Exact repetition, please: start with the line where "What data populates" appears and stop after the final line of the records.
── Data ──
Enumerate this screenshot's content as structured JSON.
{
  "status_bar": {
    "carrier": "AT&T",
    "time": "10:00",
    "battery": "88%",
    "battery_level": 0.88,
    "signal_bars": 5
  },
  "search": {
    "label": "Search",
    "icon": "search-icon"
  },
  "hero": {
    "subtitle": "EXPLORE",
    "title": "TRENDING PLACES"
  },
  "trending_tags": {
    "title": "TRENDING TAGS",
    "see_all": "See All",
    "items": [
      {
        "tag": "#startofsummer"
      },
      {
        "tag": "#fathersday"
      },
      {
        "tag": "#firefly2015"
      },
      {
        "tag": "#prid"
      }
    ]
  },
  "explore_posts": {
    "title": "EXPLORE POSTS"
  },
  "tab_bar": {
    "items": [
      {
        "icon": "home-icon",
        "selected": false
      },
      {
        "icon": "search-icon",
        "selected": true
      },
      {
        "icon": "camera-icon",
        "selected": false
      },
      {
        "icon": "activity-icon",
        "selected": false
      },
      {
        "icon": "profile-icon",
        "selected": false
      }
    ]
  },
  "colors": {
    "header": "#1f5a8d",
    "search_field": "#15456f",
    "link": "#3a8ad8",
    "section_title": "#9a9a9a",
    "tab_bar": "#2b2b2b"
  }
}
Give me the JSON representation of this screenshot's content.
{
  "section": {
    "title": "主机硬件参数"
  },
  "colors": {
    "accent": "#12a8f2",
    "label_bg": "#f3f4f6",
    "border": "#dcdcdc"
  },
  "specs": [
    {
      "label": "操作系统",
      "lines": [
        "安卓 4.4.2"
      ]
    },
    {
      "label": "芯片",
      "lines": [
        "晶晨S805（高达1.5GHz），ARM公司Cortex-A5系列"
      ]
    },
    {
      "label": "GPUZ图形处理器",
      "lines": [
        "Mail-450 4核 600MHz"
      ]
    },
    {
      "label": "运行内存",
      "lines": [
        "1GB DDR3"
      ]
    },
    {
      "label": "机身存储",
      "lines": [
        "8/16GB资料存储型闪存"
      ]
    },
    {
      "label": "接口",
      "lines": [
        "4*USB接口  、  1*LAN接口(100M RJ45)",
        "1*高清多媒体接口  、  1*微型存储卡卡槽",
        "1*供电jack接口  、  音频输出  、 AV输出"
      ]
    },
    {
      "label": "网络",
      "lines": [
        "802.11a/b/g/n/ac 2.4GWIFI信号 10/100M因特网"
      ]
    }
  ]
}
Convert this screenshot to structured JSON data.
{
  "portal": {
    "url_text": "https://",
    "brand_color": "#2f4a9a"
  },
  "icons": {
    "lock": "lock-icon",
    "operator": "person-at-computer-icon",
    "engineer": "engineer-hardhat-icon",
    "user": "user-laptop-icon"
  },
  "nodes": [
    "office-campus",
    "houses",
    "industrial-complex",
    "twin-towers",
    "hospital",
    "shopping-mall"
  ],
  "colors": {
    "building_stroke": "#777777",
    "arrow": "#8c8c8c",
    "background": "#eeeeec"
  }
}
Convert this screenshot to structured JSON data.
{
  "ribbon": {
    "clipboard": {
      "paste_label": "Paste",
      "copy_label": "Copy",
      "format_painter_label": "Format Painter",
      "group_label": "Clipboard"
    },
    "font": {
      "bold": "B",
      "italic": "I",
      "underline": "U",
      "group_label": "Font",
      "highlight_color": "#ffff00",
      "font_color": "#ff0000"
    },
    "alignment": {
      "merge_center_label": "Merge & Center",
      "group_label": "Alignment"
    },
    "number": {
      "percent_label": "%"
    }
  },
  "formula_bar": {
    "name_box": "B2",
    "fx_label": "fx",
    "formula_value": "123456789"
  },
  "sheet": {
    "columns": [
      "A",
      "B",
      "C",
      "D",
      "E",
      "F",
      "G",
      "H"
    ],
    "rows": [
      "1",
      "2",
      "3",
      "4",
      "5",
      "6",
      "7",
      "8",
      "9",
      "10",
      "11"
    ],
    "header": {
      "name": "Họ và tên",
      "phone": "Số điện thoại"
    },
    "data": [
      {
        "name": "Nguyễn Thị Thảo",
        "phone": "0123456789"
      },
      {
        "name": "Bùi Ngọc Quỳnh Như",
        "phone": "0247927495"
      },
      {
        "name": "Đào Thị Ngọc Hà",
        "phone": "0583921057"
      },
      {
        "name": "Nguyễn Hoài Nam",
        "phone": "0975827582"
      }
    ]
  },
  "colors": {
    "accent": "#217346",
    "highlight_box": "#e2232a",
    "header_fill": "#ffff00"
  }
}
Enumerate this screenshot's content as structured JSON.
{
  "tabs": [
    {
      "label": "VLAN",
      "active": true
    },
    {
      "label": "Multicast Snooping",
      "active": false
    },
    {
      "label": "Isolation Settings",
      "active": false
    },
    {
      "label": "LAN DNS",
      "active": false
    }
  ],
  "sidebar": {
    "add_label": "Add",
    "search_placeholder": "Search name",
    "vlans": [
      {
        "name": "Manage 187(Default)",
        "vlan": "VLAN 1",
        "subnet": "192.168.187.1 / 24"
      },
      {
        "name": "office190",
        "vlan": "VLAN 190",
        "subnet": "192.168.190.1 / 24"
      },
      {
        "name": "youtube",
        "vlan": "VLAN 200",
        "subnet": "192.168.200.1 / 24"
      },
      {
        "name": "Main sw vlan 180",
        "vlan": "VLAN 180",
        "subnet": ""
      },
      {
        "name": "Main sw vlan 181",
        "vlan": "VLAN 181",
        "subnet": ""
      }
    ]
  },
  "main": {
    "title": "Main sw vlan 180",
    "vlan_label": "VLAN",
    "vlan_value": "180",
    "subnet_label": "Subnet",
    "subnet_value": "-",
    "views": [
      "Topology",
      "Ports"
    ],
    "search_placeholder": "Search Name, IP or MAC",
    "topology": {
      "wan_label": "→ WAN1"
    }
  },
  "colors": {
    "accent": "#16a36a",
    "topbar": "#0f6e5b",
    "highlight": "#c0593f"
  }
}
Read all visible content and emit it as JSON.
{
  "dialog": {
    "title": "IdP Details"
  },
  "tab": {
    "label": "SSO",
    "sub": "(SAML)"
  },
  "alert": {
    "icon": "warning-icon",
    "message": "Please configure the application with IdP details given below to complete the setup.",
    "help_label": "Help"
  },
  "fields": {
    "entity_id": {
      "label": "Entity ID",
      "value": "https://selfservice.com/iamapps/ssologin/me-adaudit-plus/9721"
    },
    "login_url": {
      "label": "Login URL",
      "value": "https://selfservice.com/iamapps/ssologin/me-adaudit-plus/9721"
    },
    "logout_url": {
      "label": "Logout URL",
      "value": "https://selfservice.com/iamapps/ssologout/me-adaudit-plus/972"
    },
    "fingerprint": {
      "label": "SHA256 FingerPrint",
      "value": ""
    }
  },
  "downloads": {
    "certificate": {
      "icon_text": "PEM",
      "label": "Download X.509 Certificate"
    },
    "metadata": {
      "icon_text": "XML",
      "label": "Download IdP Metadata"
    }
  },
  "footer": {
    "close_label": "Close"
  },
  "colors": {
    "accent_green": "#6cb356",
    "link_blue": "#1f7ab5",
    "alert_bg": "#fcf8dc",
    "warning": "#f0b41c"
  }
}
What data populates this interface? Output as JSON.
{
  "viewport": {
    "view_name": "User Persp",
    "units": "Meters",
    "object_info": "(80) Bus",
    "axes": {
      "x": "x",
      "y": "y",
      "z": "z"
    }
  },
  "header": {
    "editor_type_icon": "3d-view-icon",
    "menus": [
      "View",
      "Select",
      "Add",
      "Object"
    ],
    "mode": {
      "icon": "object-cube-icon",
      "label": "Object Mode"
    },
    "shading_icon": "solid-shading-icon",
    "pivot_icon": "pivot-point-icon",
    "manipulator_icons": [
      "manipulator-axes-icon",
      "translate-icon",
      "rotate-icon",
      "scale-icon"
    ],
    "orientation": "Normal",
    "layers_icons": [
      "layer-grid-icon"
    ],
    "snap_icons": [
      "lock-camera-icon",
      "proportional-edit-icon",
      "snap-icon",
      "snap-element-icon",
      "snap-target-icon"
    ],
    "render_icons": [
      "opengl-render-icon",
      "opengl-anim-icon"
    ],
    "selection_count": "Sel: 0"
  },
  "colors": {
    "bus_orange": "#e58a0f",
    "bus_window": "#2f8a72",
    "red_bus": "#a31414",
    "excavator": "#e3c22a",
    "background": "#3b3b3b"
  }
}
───
[Task solution]
What data populates this interface? Output as JSON.
{
  "viewport": {
    "view_name": "User Persp",
    "units": "Meters",
    "object_info": "(80) Bus",
    "axes": {
      "x": "x",
      "y": "y",
      "z": "z"
    }
  },
  "header": {
    "editor_type_icon": "3d-view-icon",
    "menus": [
      "View",
      "Select",
      "Add",
      "Object"
    ],
    "mode": {
      "icon": "object-cube-icon",
      "label": "Object Mode"
    },
    "shading_icon": "solid-shading-icon",
    "pivot_icon": "pivot-point-icon",
    "manipulator_icons": [
      "manipulator-axes-icon",
      "translate-icon",
      "rotate-icon",
      "scale-icon"
    ],
    "orientation": "Normal",
    "layers_icons": [
      "layer-grid-icon"
    ],
    "snap_icons": [
      "lock-camera-icon",
      "proportional-edit-icon",
      "snap-icon",
      "snap-element-icon",
      "snap-target-icon"
    ],
    "render_icons": [
      "opengl-render-icon",
      "opengl-anim-icon"
    ],
    "selection_count": "Sel: 0"
  },
  "colors": {
    "bus_orange": "#e58a0f",
    "bus_window": "#2f8a72",
    "red_bus": "#a31414",
    "excavator": "#e3c22a",
    "background": "#3b3b3b"
  }
}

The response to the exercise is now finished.